What Do Americans Know About International Affairs?

May 25, 2022

Americans know a great deal about certain global leaders and institutions. For example, nearly eight-in-ten U.S. adults can look at a photo of Kim Jong Un and correctly identify him as the leader of North Korea, and nearly two-thirds know that Boris Johnson is the current prime minister of the United Kingdom. A slim majority also know that Ukraine is not a member of the North Atlantic Treaty Organization (NATO).However, as a new Pew Research Center survey shows, Americans are less familiar with other topics. Despite the U.S. government labeling the events in Xinjiang, China, as genocide, only around one-in-five Americans are aware that it is the region in China with the most Muslims per capita. And only 41% can identify the flag of the second most populous country in the world, India.

American Bubbles: Politics, Race, and Religion in Americans’ Core Friendship Networks

May 24, 2022

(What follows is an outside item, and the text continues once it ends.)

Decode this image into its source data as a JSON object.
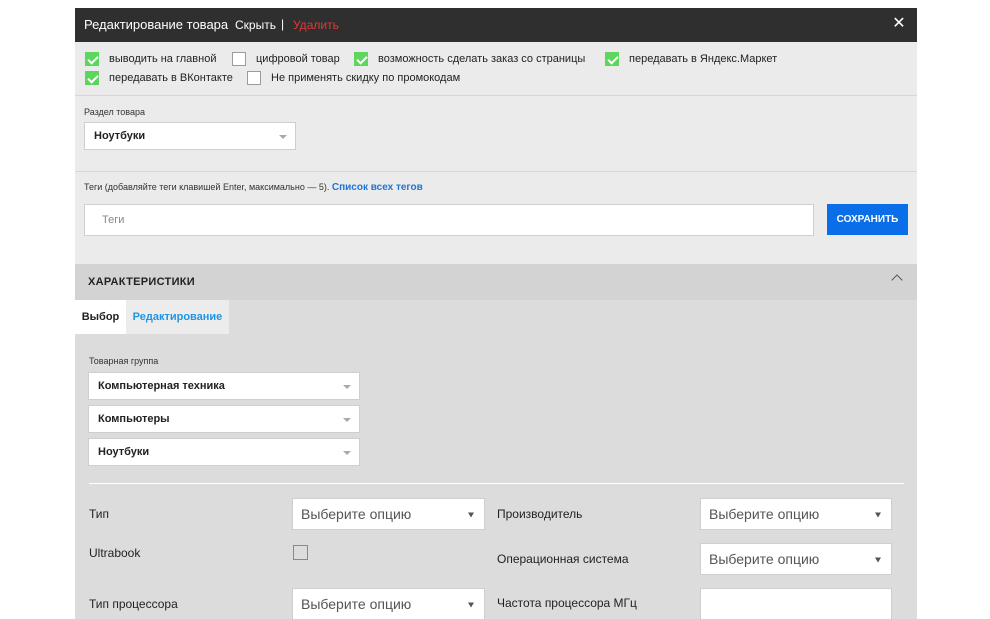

To better understand the composition of Americans' core friendship networks, PRRI designed a study to assess the scope and diversity of Americans' social relationships. The method of measuring Americans' core social networks was modeled after the General Social Survey and follows up on a study PRRI conducted in 2013. Respondents were asked to name people with whom they "discussed important matters" in the previous six months, regardless of the nature of the relationship or the frequency of interaction. This approach is designed to measure the ways in which individuals' choices and attitudes are influenced by their family and close friends.